Whats the best MS SQL datatype to store the time of day independently from the date ?

Whats the best way do deal with collecting a date and an hour seperately in setting the data types of the fields in MS SQL 2005.  I have a web form where I need to capture both the day date ( like 3/24/2010) as well as the time ( like 4:00 PM ).  The data type in SQL for the day date could be "datetime" but what about the hour?   "datetime" also ?     That seems the wrong way to go about this... probably thinking of this the wrong way.
Who is Participating?

[Product update] Infrastructure Analysis Tool is now available with Business Accounts.Learn More

I wear a lot of hats...

"The solutions and answers provided on Experts Exchange have been extremely helpful to me over the last few years. I wear a lot of hats - Developer, Database Administrator, Help Desk, etc., so I know a lot of things but not a lot about one thing. Experts Exchange gives me answers from people who do know a lot about one thing, in a easy to use platform." -Todd S.

The best way would be to combine the values from your two inputs and put it into a single datetime value!
Because really, it's a date and time (datetime)
Amandeep Singh BhullarCommented:
Its not possible to save only time part in datetime or smalldatetime datatype.

You can also check the msdn discussion on this topic from link:

Hope this will help you
There are plenty of queries shown in EE that teach you how to extract just the date or time portion from a datetime, but normally, it is a sort of "timestamp" or "chronology" or "schedule" so it does not make sense to store separately.

E.g. select * from events order by eventdatetime  -- makes sense
E.g. select * from events order by eventdate, eventtime  -- hmm... not optimised

E.g. select * from events where eventdatetime >= dateadd(dd, -1, getdate()) -- within last 24 hours
The equivalent with the split fields would be much more tricky.

However, if you must store them separately, then I would still recommend 2 fields, both datetime because it is the datatype for date/time/datetime values.
Acronis True Image 2019 just released!

Create a reliable backup. Make sure you always have dependable copies of your data so you can restore your entire system or individual files.

Kusala WijayasenaSoftware EngineerCommented:
use datetime for both...

ensure that the date is stored without a time...   use midnight 00:00:00.000
 or just store it as a "date" component e.g. '20100426'
and ensure that the time is stored without a date ... use 19000101

that way you can still use the Date/Time functions to extract the individual components...

(probably should have an insert/update tigger to conform the columns to only date/time usage...  those developers will take there eyes off the ball at some stage )

alternatively the 2008 version of sql server supports separate date and time datatypes...
If its Hours Mins Secs...and you want to store them differently then

INT is the best

and You can have a function GetTime which will return the time of the day as a VARCHAR string
bcombeAuthor Commented:
I like cyberkiwis angle but I see that then Im taking the two entered values from the page and properly combining them into a single field.  When making reports or read only pages I would split the field into the seperate date and time components.  
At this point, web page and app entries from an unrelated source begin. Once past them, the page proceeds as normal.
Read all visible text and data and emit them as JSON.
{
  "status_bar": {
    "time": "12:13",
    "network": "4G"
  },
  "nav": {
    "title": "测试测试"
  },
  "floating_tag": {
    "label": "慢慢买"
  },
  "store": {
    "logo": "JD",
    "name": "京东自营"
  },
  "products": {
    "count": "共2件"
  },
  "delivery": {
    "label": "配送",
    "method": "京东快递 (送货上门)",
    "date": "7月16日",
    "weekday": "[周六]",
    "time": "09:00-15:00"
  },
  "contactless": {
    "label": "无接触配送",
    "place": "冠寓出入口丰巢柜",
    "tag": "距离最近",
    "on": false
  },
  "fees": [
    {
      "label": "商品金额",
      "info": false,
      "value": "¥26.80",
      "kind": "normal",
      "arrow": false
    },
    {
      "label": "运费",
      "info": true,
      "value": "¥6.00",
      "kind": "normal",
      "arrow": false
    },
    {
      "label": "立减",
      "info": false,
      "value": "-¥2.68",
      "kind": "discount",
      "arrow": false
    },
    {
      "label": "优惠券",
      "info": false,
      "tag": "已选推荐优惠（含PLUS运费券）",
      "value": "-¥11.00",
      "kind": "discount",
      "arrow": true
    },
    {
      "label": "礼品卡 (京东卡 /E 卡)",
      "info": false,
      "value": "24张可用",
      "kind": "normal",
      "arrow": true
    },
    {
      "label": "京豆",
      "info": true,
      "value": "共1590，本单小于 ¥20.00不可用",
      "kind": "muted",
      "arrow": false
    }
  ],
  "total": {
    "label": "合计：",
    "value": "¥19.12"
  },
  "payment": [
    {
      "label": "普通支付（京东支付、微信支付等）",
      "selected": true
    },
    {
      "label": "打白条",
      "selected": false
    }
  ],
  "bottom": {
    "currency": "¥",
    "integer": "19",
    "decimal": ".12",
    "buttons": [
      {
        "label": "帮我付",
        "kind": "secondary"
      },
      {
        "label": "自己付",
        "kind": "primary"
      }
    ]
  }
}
The only reason to possibly store them into different fields was for the sake of doing some date/time math but in retrospect that could be done anyhow, right

I'll use dsrivallabh's suggestion with the GetTime function too - but should I use cast to change the data type from varchar to datetime before saving when I use that function?
Yes..you can to that if the date is also stored separately then you can just get the date part also form a varchar string and CAST it to DATETIME
>> The only reason to possibly store them into different fields was for the sake of doing some date/time math but in retrospect that could be done anyhow, right

There really is no date time math that you can do with 2 fields that you cannot do with one.
However, with 2 fields, it only makes sense indexing-wise if you have a requirement for counting, say, data between 3:00pm and 5:00pm each day, to ignore the date portion.

Most usages of 2 fields I have seen are simply for input purposes, and in reality, the field is always used as a time-in-the-continuum sense.

Experts Exchange Solution brought to you by

Your issues matter to us.

Facing a tech roadblock? Get the help and guidance you need from experienced professionals who care. Ask your question anytime, anywhere, with no hassle.

Start your 7-day free trial
bcombeAuthor Commented:
Thank you much!

Although I wont use the following approach I thought it was interesting:
It's more than this solution.Get answers and train to solve all your tech problems - anytime, anywhere.Try it for free Edge Out The Competitionfor your dream job with proven skills and certifications.Get started today Stand Outas the employee with proven skills.Start learning today for free Move Your Career Forwardwith certification training in the latest technologies.Start your trial today
Microsoft SQL Server 2005

From novice to tech pro — start learning today.